Could you reproduce every entry as it stands, leaving the pictures behind?

------------------------------------

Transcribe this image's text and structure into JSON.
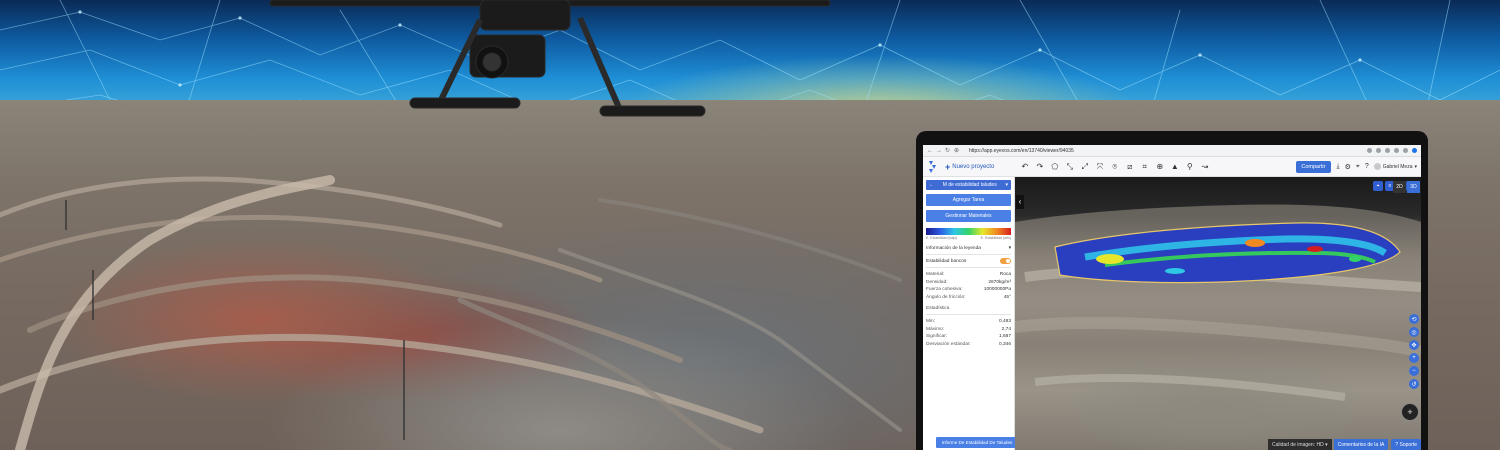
{
  "browser": {
    "url": "https://app.eyevos.com/en/13740/viewer/94035",
    "icons": [
      "back-arrow",
      "forward-arrow",
      "reload",
      "site-info"
    ]
  },
  "toolbar": {
    "new_project_label": "Nuevo proyecto",
    "share_label": "Compartir",
    "user_name": "Gabriel Meza",
    "tools": [
      "undo",
      "redo",
      "pentagon",
      "expand",
      "measure",
      "volume",
      "pin",
      "chart",
      "crop",
      "target",
      "mountain",
      "sensor",
      "path"
    ]
  },
  "sidepanel": {
    "layer_name": "M de estabilidad taludes",
    "add_task_label": "Agregar Tarea",
    "manage_materials_label": "Gestionar Materiales",
    "gradient_left_label": "E. Estabilidad (bajo)",
    "gradient_right_label": "E. Estabilidad (alto)",
    "legend_info_label": "Información de la leyenda",
    "layer_toggle_label": "Estabilidad bancos",
    "properties": [
      {
        "key": "Material:",
        "value": "Roca"
      },
      {
        "key": "Densidad:",
        "value": "2670kg/m³"
      },
      {
        "key": "Fuerza cohesiva:",
        "value": "10000000Pa"
      },
      {
        "key": "Ángulo de fricción:",
        "value": "45°"
      }
    ],
    "stats_title": "Estadística",
    "stats": [
      {
        "key": "Min:",
        "value": "0,483"
      },
      {
        "key": "Máximo:",
        "value": "2,74"
      },
      {
        "key": "Significar:",
        "value": "1,687"
      },
      {
        "key": "Desviación estándar:",
        "value": "0,346"
      }
    ],
    "report_label": "Informe De Estabilidad De Taludes"
  },
  "viewport": {
    "mode_2d": "2D",
    "mode_3d": "3D",
    "active_mode": "3D",
    "quality_label": "Calidad de imagen: HD",
    "ai_comments_label": "Comentarios de la IA",
    "support_label": "Soporte"
  },
  "colors": {
    "accent": "#3b6fd8",
    "toggle": "#f0a040"
  }
}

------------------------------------

> **WRITTEN RESPONSE**
Transcribe this image's text and structure into JSON.
{
  "browser": {
    "url": "https://app.eyevos.com/en/13740/viewer/94035",
    "icons": [
      "back-arrow",
      "forward-arrow",
      "reload",
      "site-info"
    ]
  },
  "toolbar": {
    "new_project_label": "Nuevo proyecto",
    "share_label": "Compartir",
    "user_name": "Gabriel Meza",
    "tools": [
      "undo",
      "redo",
      "pentagon",
      "expand",
      "measure",
      "volume",
      "pin",
      "chart",
      "crop",
      "target",
      "mountain",
      "sensor",
      "path"
    ]
  },
  "sidepanel": {
    "layer_name": "M de estabilidad taludes",
    "add_task_label": "Agregar Tarea",
    "manage_materials_label": "Gestionar Materiales",
    "gradient_left_label": "E. Estabilidad (bajo)",
    "gradient_right_label": "E. Estabilidad (alto)",
    "legend_info_label": "Información de la leyenda",
    "layer_toggle_label": "Estabilidad bancos",
    "properties": [
      {
        "key": "Material:",
        "value": "Roca"
      },
      {
        "key": "Densidad:",
        "value": "2670kg/m³"
      },
      {
        "key": "Fuerza cohesiva:",
        "value": "10000000Pa"
      },
      {
        "key": "Ángulo de fricción:",
        "value": "45°"
      }
    ],
    "stats_title": "Estadística",
    "stats": [
      {
        "key": "Min:",
        "value": "0,483"
      },
      {
        "key": "Máximo:",
        "value": "2,74"
      },
      {
        "key": "Significar:",
        "value": "1,687"
      },
      {
        "key": "Desviación estándar:",
        "value": "0,346"
      }
    ],
    "report_label": "Informe De Estabilidad De Taludes"
  },
  "viewport": {
    "mode_2d": "2D",
    "mode_3d": "3D",
    "active_mode": "3D",
    "quality_label": "Calidad de imagen: HD",
    "ai_comments_label": "Comentarios de la IA",
    "support_label": "Soporte"
  },
  "colors": {
    "accent": "#3b6fd8",
    "toggle": "#f0a040"
  }
}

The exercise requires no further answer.